Lambert (Bert) Simonovich graduated in 1976 from Mohawk College of Applied Arts and Technology, Hamilton, Ontario Canada, as an Electronic Engineering Technologist. Over a 32-year career, working at Bell Northern Research/Nortel, in Ottawa, Canada, he helped pioneer several advanced technology solutions into products. He has held a variety of engineering, research and development positions, eventually specializing in high-speed signal integrity and backplane architectures. After leaving Nortel in 2009, he founded Lamsim Enterprises Inc., where he continues to provide innovative signal integrity and backplane solutions as a consultant. He has also authored and coauthored several publications, which are posted on his web site at www.lamsimenterprises.com.
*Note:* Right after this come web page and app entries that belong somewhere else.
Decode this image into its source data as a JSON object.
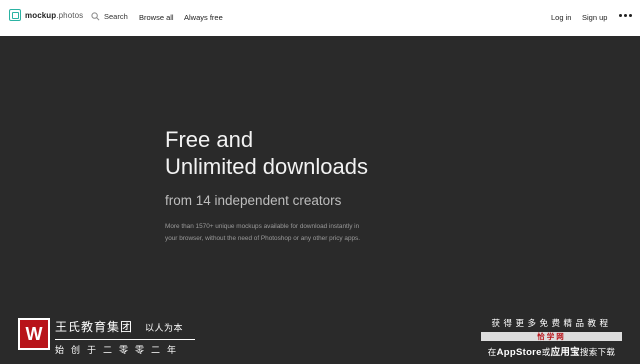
{
  "nav": {
    "logo_bold": "mockup",
    "logo_rest": ".photos",
    "search_label": "Search",
    "browse_label": "Browse all",
    "free_label": "Always free",
    "login_label": "Log in",
    "signup_label": "Sign up"
  },
  "hero": {
    "title_line1": "Free and",
    "title_line2": "Unlimited downloads",
    "subtitle": "from 14 independent creators",
    "description": "More than 1570+ unique mockups available for download instantly in your browser, without the need of Photoshop or any other pricy apps."
  },
  "watermark_left": {
    "badge": "W",
    "name": "王氏教育集团",
    "slogan": "以人为本",
    "since": "始创于二零零二年"
  },
  "watermark_right": {
    "line1": "获得更多免费精品教程",
    "line2": "恰学网",
    "line3_a": "在",
    "line3_b": "AppStore",
    "line3_c": "或",
    "line3_d": "应用宝",
    "line3_e": "搜索下载"
  }
}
His current research interests include: high-speed signal integrity, modeling and characterization of high-speed serial link architectures.
Appendix
Determining Effective Dk Due to Roughness
Given
[*] Keysight ADS equation syntax [15]
[†] See Appendix for full derivation